Count, in the entries, the lines with "screenshot". Answer with the number only.

*** Data excerpts Section Begins ***

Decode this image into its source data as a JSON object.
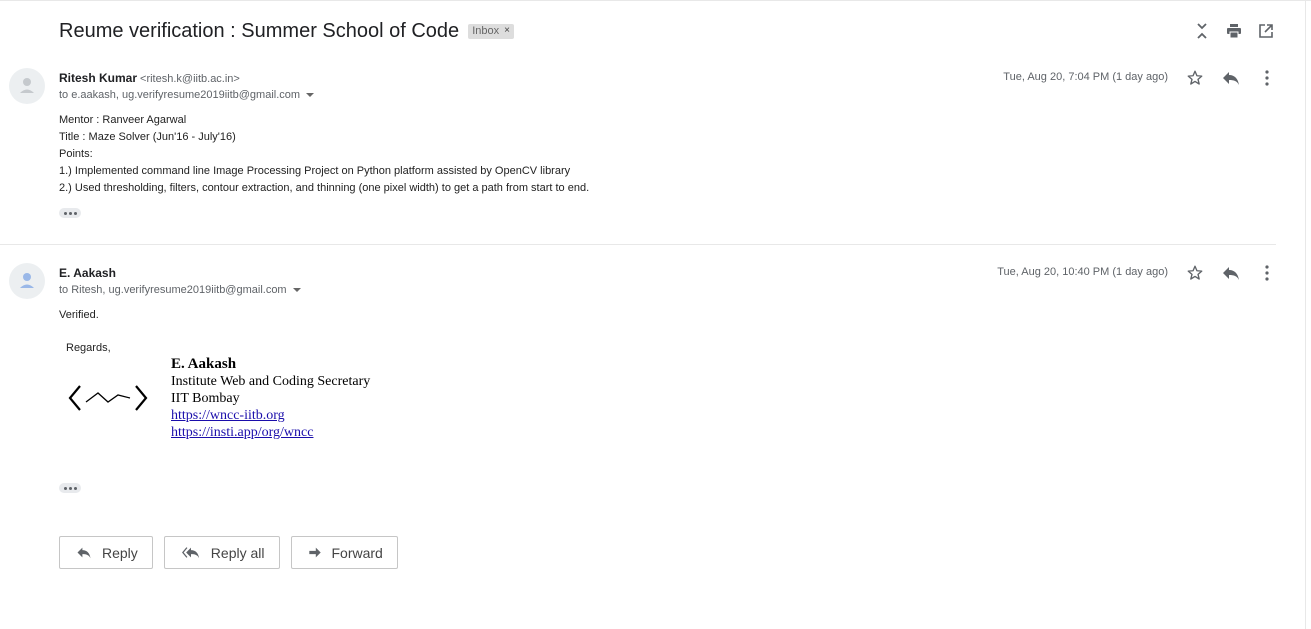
{
  "thread": {
    "subject": "Reume verification : Summer School of Code",
    "label": "Inbox",
    "label_remove": "×"
  },
  "top_icons": [
    "collapse-all-icon",
    "print-icon",
    "open-in-new-window-icon"
  ],
  "messages": [
    {
      "sender_name": "Ritesh Kumar",
      "sender_email": "<ritesh.k@iitb.ac.in>",
      "to": "to e.aakash, ug.verifyresume2019iitb@gmail.com",
      "date": "Tue, Aug 20, 7:04 PM (1 day ago)",
      "body": [
        "Mentor :  Ranveer Agarwal",
        "Title : Maze Solver (Jun'16 - July'16)",
        "Points:",
        "1.) Implemented command line Image Processing Project on Python platform assisted by OpenCV library",
        "2.) Used thresholding, filters, contour extraction, and thinning (one pixel width) to get a path from start to end."
      ]
    },
    {
      "sender_name": "E. Aakash",
      "sender_email": "",
      "to": "to Ritesh, ug.verifyresume2019iitb@gmail.com",
      "date": "Tue, Aug 20, 10:40 PM (1 day ago)",
      "body": [
        "Verified."
      ],
      "regards": "Regards,",
      "signature": {
        "name": "E. Aakash",
        "title": "Institute Web and Coding Secretary",
        "org": "IIT Bombay",
        "link1": "https://wncc-iitb.org",
        "link2": "https://insti.app/org/wncc"
      }
    }
  ],
  "actions": {
    "reply": "Reply",
    "reply_all": "Reply all",
    "forward": "Forward"
  },
  "colors": {
    "link": "#1a0dab",
    "icon": "#5f6368",
    "chip_bg": "#dddddd"
  }
}
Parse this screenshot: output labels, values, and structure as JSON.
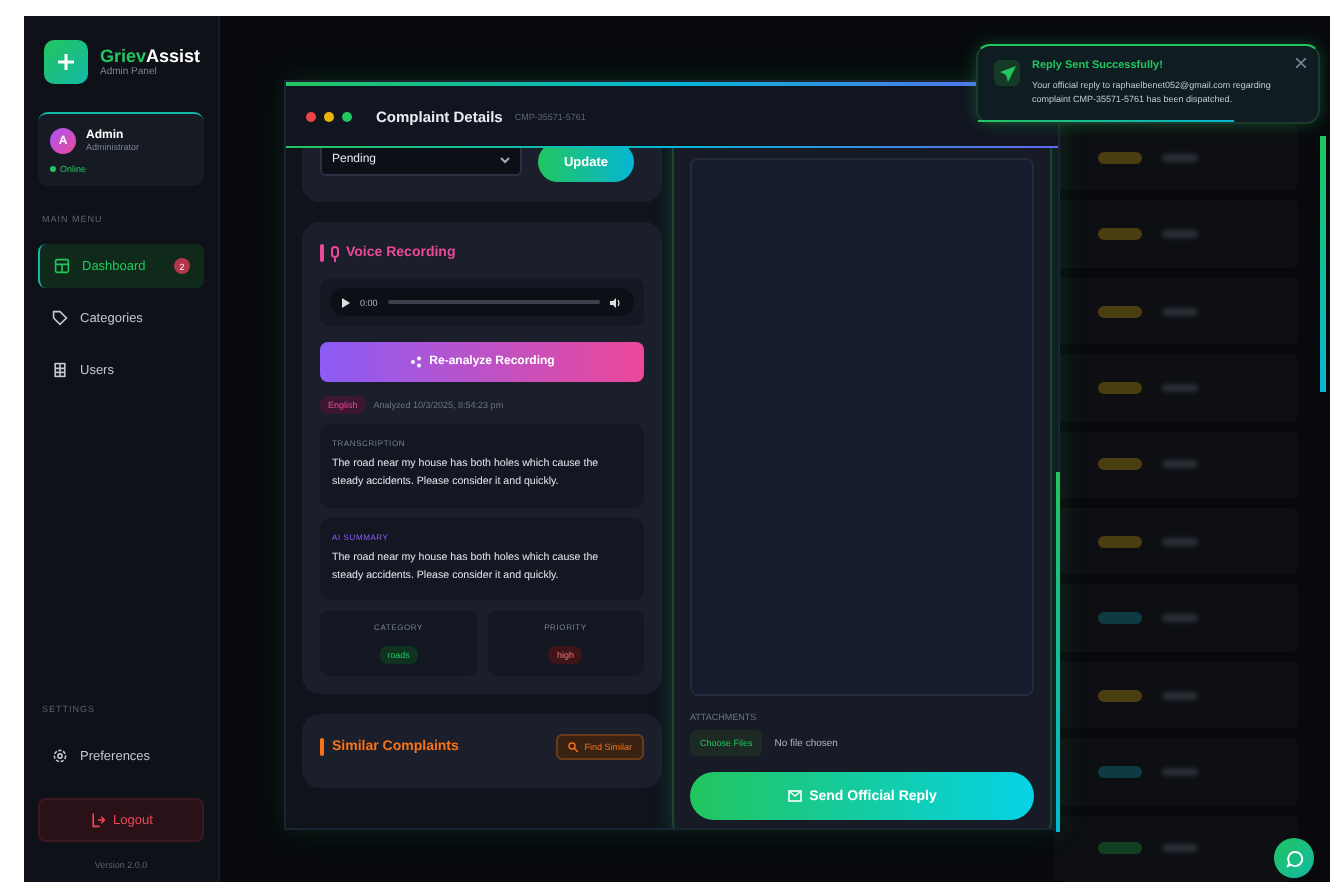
{
  "sidebar": {
    "logo_text": {
      "accent": "Griev",
      "rest": "Assist"
    },
    "logo_subtitle": "Admin Panel",
    "profile": {
      "avatar": "A",
      "name": "Admin",
      "role": "Administrator",
      "status": "Online"
    },
    "main_menu_label": "MAIN MENU",
    "items": [
      {
        "label": "Dashboard",
        "selected": true,
        "badge": "2"
      },
      {
        "label": "Categories",
        "selected": false
      },
      {
        "label": "Users",
        "selected": false
      }
    ],
    "settings_label": "SETTINGS",
    "settings_items": [
      {
        "label": "Preferences"
      }
    ],
    "logout": "Logout",
    "version": "Version 2.0.0"
  },
  "background_rows": [
    {
      "color": "#4a3d10"
    },
    {
      "color": "#4a3d10"
    },
    {
      "color": "#4a3d10"
    },
    {
      "color": "#4a3d10"
    },
    {
      "color": "#4a3d10"
    },
    {
      "color": "#4a3d10"
    },
    {
      "color": "#0e3a44"
    },
    {
      "color": "#4a3d10"
    },
    {
      "color": "#0e3a44"
    },
    {
      "color": "#10401f"
    }
  ],
  "modal": {
    "title": "Complaint Details",
    "subtitle": "CMP-35571-5761",
    "status": {
      "value": "Pending",
      "button": "Update"
    },
    "voice": {
      "title": "Voice Recording",
      "time": "0:00",
      "reanalyze": "Re-analyze Recording",
      "language": "English",
      "analyzed": "Analyzed 10/3/2025, 8:54:23 pm",
      "transcription": {
        "label": "TRANSCRIPTION",
        "text": "The road near my house has both holes which cause the steady accidents. Please consider it and quickly."
      },
      "summary": {
        "label": "AI SUMMARY",
        "text": "The road near my house has both holes which cause the steady accidents. Please consider it and quickly."
      },
      "category": {
        "label": "CATEGORY",
        "value": "roads"
      },
      "priority": {
        "label": "PRIORITY",
        "value": "high"
      }
    },
    "similar": {
      "title": "Similar Complaints",
      "button": "Find Similar"
    },
    "reply": {
      "attachments_label": "ATTACHMENTS",
      "choose": "Choose Files",
      "no_file": "No file chosen",
      "send": "Send Official Reply"
    }
  },
  "toast": {
    "title": "Reply Sent Successfully!",
    "message": "Your official reply to raphaelbenet052@gmail.com regarding complaint CMP-35571-5761 has been dispatched.",
    "level": 0.75
  }
}
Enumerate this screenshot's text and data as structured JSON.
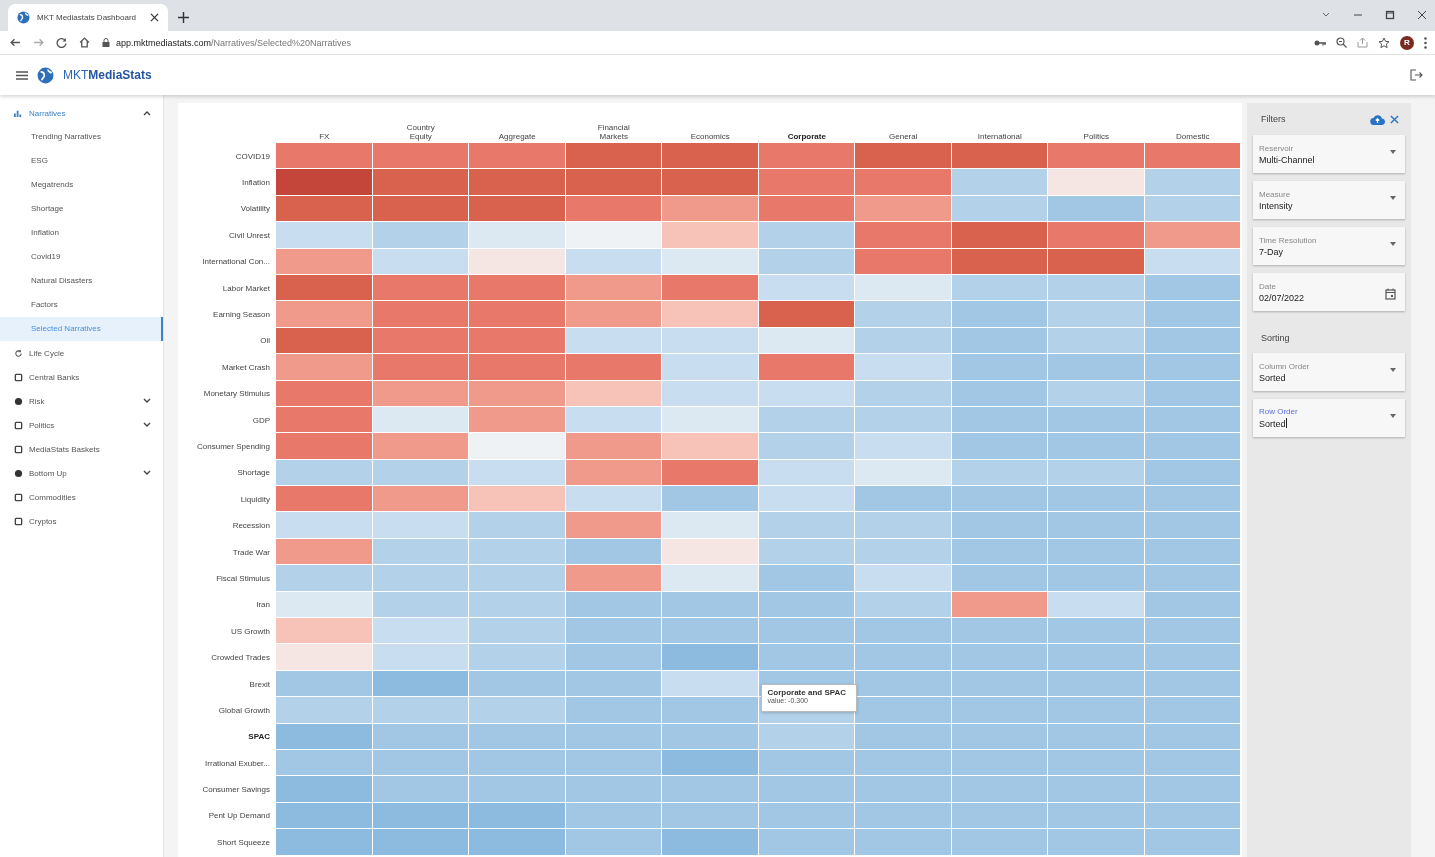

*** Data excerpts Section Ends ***

**Response to the task:** 2